■ **Working data**
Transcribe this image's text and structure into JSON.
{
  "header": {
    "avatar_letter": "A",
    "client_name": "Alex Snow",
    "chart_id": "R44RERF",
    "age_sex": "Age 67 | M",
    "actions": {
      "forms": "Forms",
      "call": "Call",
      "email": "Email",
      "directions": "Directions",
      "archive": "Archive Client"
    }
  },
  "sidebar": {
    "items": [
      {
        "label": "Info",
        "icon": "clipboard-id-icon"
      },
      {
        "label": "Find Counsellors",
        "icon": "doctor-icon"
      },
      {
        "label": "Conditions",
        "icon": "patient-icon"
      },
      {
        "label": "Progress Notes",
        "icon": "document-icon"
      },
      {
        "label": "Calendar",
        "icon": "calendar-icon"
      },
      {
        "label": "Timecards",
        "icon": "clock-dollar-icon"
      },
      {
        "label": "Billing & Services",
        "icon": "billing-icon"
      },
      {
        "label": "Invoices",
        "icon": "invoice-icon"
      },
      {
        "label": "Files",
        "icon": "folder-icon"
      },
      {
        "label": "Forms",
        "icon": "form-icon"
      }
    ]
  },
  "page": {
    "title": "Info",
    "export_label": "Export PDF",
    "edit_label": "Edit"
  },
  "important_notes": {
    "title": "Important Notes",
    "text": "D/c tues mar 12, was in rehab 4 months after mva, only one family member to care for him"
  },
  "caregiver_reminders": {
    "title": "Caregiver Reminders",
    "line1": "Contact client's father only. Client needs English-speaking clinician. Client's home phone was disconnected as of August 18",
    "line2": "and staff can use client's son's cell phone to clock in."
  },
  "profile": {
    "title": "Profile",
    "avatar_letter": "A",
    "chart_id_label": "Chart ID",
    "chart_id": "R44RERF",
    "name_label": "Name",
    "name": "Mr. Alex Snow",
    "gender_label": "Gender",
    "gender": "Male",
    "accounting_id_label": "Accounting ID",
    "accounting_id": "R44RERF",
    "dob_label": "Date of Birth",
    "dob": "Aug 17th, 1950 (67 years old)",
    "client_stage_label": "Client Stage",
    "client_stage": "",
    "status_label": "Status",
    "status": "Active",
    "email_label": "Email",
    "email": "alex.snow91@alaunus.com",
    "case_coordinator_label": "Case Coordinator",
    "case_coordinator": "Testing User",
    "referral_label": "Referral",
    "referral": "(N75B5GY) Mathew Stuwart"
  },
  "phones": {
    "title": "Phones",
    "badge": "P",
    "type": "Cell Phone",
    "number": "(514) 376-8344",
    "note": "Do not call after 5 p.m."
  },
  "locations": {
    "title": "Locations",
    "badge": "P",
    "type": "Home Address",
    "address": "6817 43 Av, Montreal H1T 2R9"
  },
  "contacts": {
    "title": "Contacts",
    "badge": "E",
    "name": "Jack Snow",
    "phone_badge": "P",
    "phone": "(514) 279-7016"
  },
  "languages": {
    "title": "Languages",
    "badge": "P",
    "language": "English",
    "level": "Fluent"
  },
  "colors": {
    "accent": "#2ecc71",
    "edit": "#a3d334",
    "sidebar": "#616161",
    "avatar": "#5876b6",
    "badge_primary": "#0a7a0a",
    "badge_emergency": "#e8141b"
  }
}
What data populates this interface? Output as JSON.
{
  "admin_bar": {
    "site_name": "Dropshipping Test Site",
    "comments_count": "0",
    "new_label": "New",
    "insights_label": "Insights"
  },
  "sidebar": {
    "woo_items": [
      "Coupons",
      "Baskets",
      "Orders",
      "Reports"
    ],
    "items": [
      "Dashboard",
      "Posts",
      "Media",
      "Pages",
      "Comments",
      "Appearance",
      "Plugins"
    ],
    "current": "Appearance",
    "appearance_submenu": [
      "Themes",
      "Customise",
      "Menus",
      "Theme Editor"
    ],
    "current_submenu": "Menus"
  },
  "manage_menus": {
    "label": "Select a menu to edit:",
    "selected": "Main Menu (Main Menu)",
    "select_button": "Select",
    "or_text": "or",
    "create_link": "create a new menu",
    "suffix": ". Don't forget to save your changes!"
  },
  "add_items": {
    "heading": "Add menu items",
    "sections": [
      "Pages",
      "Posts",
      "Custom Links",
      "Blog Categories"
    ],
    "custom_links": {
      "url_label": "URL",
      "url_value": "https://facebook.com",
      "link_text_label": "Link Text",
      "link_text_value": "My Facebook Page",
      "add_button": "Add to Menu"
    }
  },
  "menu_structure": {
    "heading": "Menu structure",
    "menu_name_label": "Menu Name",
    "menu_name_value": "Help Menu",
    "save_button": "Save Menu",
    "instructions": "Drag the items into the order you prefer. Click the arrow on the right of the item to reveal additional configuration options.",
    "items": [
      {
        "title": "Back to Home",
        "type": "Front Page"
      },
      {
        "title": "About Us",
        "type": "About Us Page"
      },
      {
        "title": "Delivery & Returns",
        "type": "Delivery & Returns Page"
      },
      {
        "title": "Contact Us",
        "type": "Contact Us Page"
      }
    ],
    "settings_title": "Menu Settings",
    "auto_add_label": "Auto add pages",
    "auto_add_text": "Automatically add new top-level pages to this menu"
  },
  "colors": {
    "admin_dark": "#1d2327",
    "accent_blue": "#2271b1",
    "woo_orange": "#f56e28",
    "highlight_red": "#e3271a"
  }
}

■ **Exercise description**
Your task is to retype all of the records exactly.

■ **Finished task**
Transcribe this image's text and structure into JSON.
{
  "header": {
    "avatar_letter": "A",
    "client_name": "Alex Snow",
    "chart_id": "R44RERF",
    "age_sex": "Age 67 | M",
    "actions": {
      "forms": "Forms",
      "call": "Call",
      "email": "Email",
      "directions": "Directions",
      "archive": "Archive Client"
    }
  },
  "sidebar": {
    "items": [
      {
        "label": "Info",
        "icon": "clipboard-id-icon"
      },
      {
        "label": "Find Counsellors",
        "icon": "doctor-icon"
      },
      {
        "label": "Conditions",
        "icon": "patient-icon"
      },
      {
        "label": "Progress Notes",
        "icon": "document-icon"
      },
      {
        "label": "Calendar",
        "icon": "calendar-icon"
      },
      {
        "label": "Timecards",
        "icon": "clock-dollar-icon"
      },
      {
        "label": "Billing & Services",
        "icon": "billing-icon"
      },
      {
        "label": "Invoices",
        "icon": "invoice-icon"
      },
      {
        "label": "Files",
        "icon": "folder-icon"
      },
      {
        "label": "Forms",
        "icon": "form-icon"
      }
    ]
  },
  "page": {
    "title": "Info",
    "export_label": "Export PDF",
    "edit_label": "Edit"
  },
  "important_notes": {
    "title": "Important Notes",
    "text": "D/c tues mar 12, was in rehab 4 months after mva, only one family member to care for him"
  },
  "caregiver_reminders": {
    "title": "Caregiver Reminders",
    "line1": "Contact client's father only. Client needs English-speaking clinician. Client's home phone was disconnected as of August 18",
    "line2": "and staff can use client's son's cell phone to clock in."
  },
  "profile": {
    "title": "Profile",
    "avatar_letter": "A",
    "chart_id_label": "Chart ID",
    "chart_id": "R44RERF",
    "name_label": "Name",
    "name": "Mr. Alex Snow",
    "gender_label": "Gender",
    "gender": "Male",
    "accounting_id_label": "Accounting ID",
    "accounting_id": "R44RERF",
    "dob_label": "Date of Birth",
    "dob": "Aug 17th, 1950 (67 years old)",
    "client_stage_label": "Client Stage",
    "client_stage": "",
    "status_label": "Status",
    "status": "Active",
    "email_label": "Email",
    "email": "alex.snow91@alaunus.com",
    "case_coordinator_label": "Case Coordinator",
    "case_coordinator": "Testing User",
    "referral_label": "Referral",
    "referral": "(N75B5GY) Mathew Stuwart"
  },
  "phones": {
    "title": "Phones",
    "badge": "P",
    "type": "Cell Phone",
    "number": "(514) 376-8344",
    "note": "Do not call after 5 p.m."
  },
  "locations": {
    "title": "Locations",
    "badge": "P",
    "type": "Home Address",
    "address": "6817 43 Av, Montreal H1T 2R9"
  },
  "contacts": {
    "title": "Contacts",
    "badge": "E",
    "name": "Jack Snow",
    "phone_badge": "P",
    "phone": "(514) 279-7016"
  },
  "languages": {
    "title": "Languages",
    "badge": "P",
    "language": "English",
    "level": "Fluent"
  },
  "colors": {
    "accent": "#2ecc71",
    "edit": "#a3d334",
    "sidebar": "#616161",
    "avatar": "#5876b6",
    "badge_primary": "#0a7a0a",
    "badge_emergency": "#e8141b"
  }
}
What data populates this interface? Output as JSON.
{
  "admin_bar": {
    "site_name": "Dropshipping Test Site",
    "comments_count": "0",
    "new_label": "New",
    "insights_label": "Insights"
  },
  "sidebar": {
    "woo_items": [
      "Coupons",
      "Baskets",
      "Orders",
      "Reports"
    ],
    "items": [
      "Dashboard",
      "Posts",
      "Media",
      "Pages",
      "Comments",
      "Appearance",
      "Plugins"
    ],
    "current": "Appearance",
    "appearance_submenu": [
      "Themes",
      "Customise",
      "Menus",
      "Theme Editor"
    ],
    "current_submenu": "Menus"
  },
  "manage_menus": {
    "label": "Select a menu to edit:",
    "selected": "Main Menu (Main Menu)",
    "select_button": "Select",
    "or_text": "or",
    "create_link": "create a new menu",
    "suffix": ". Don't forget to save your changes!"
  },
  "add_items": {
    "heading": "Add menu items",
    "sections": [
      "Pages",
      "Posts",
      "Custom Links",
      "Blog Categories"
    ],
    "custom_links": {
      "url_label": "URL",
      "url_value": "https://facebook.com",
      "link_text_label": "Link Text",
      "link_text_value": "My Facebook Page",
      "add_button": "Add to Menu"
    }
  },
  "menu_structure": {
    "heading": "Menu structure",
    "menu_name_label": "Menu Name",
    "menu_name_value": "Help Menu",
    "save_button": "Save Menu",
    "instructions": "Drag the items into the order you prefer. Click the arrow on the right of the item to reveal additional configuration options.",
    "items": [
      {
        "title": "Back to Home",
        "type": "Front Page"
      },
      {
        "title": "About Us",
        "type": "About Us Page"
      },
      {
        "title": "Delivery & Returns",
        "type": "Delivery & Returns Page"
      },
      {
        "title": "Contact Us",
        "type": "Contact Us Page"
      }
    ],
    "settings_title": "Menu Settings",
    "auto_add_label": "Auto add pages",
    "auto_add_text": "Automatically add new top-level pages to this menu"
  },
  "colors": {
    "admin_dark": "#1d2327",
    "accent_blue": "#2271b1",
    "woo_orange": "#f56e28",
    "highlight_red": "#e3271a"
  }
}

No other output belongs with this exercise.